East boys track wins SPC
Published 12:00 am Saturday, May 3, 2014
GRANITE QUARRY — South Piedmont Conference Coach of the Year Jason Barnes condensed his role in East Rowan’s SPC championship effort on Friday to just two words.
“I just tell the kids, ‘Go fast!’” Barnes said with a laugh. “I’ve got some great assistants with a lot of knowledge and experience. I learn from them and listen to them.”
East’s assistants include distance-coaching legend Rick Roseman, and the Mustangs’ triumph was staff-effort and team-effort stuff at its finest.
East didn’t have any individual MVPs — Carson’s MyQuon Stout (field), West Rowan’s Raykwon Torrence (sprints) and Northwest Cabarrus’ Gil Gilreath (distance) took those honors — but East had depth and determination on it home track.
“We won all the relays,” Barnes said. “When you do that, it means you’ve got good athletes all across the board.”
East scored 167 points to easily outdistance West (108.5), Carson (102.5), Northwest (79.5) and Hickory Ridge (51) in the nine-team meet. And as Barnes said, East had it going on across the board.
East’s Joshua Moses, a 6-foot-3, 195-pound linebacker, ended the day with an impressive sprint to the tape to nip West’s Tyler Kennedy in the 4×400.

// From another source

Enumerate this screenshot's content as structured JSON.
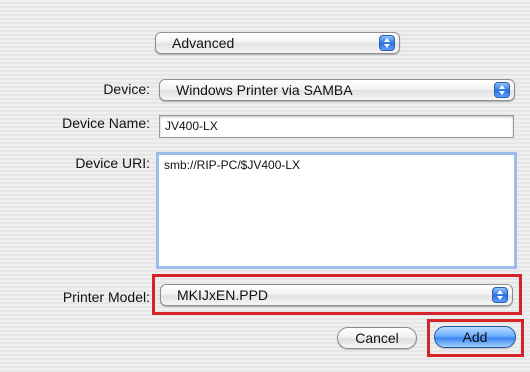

“No vacations for us,” Moses said. “We work hard at track, spent a lot of time every single da working on our timing for the relays, and we knew were going to win.”
Northwest’s Armon Dooley flew to victories in the 100 and 200, edging East’s Josh Little in both races, but Little was undaunted. He joined Moses, Donte Means and Calvin Edwards for wins in the 4×100 and 4×200.
“We don’t have the fastest individuals,” Little said. “But working together, we’ve got the fastest squad.”
The most compelling races came in the 800 and 1600 where East standout Conor Honeycutt and Northwest phenom Gilreath squared off, with Carson youngster Zachary Marchinko chasing them.
“I know Conor from cross country, but this was the first time we’ve raced on a track,” Gilreath said.
They drove each other to personal bests. In the 1600, Mars Hill signee Gilreath ran 4:29, with Honeycutt breathing down his neck at 4:31.
The 800 that followed was even more intense, and Gilreath and Honeycutt had fans standing and stomping as they dueled down the stretch. It was so tight, Honeycutt made a dive at the tape and went tumbling head over heels to the track.
“My last option was to dive,” Honeycutt said. “I was still in mid-roll when I heard the crowd kind of sigh, ‘Ohhhh.’ We pushed each othter to great times today.”
It was what would’ve been called a photo finish a while back. Gilreath won in 2:00.01; Honeycutt’s clocking was 2:00.10.
“That kid from Northwest is something special,” Barnes said. “But Conor ran right with him.”
When Honeycutt took his spill in the 800, it was Gilreath who extended a hand and pulled him back to his feet, and Honeycut patted Gilreath on the back. Great competitors and great sportsmaship.
Gilreath also won the 3200, with Marchinko second.
“I didn’t win any events,” Marchinko said. “But I very happy with the times I ran.”
While East is deep, Carson and West both have a handful of elite athletes.
“We don’t have quantity, but we’ve got quality,” summed up Carson assistant Jason Stanley.
Carson’s Stout and Tre Williams went 1-2 in the shot and Stout blew away the field with a throw of 176 feet, 6 inches in the discus. Carson also had winners in Nick Cox in the 400 and Andrew Hower in the high jump. Hower, who has jumped 6-6, won with fewest misses at the relatively modest height of 6 feet.
“It was ugly,” Carson coach Robert Marchinko said. “But he won.”
West’s Torrence won the 100 hurdles (15.71) and 300 hurdles (41.20) to earn his sprint MVP award. He tacked those golds on to his soaring victory in the long jump on Thursday.
“I didn’t worry about the guys I was running against,” Torrence said. “I just ran my race. I just worried about me and what I needed to do for my team.”
West’s Chris Patterson took the triple jump, soaring 47 feet, 5 inches on his initial effort.
“I knew I had to get it done on my first jump,” Patterson said. “I was competing in relays today and I knew that was going to take a lot out of my legs.”
East also won an event it’s traditionally strong in, as Marshall Shank spearheaded a 1-2-3 sweep in the pole vault by clearing 13-6. Shank didn’t clear a height in the county meet, but he bounced back strong.
“I know I can do better,” said Shank, who had a personal-best 14-6 last week. “But I was prepared mentally to come back and do well in this meet.”
Almost all the Mustangs performed.
“We had lot of gutsy performances,” Barnes said. “Like our kids in the discus (where East finished 4-5-6). No, they didn’t win, but they gave us valuable points we didn’t anticipate.”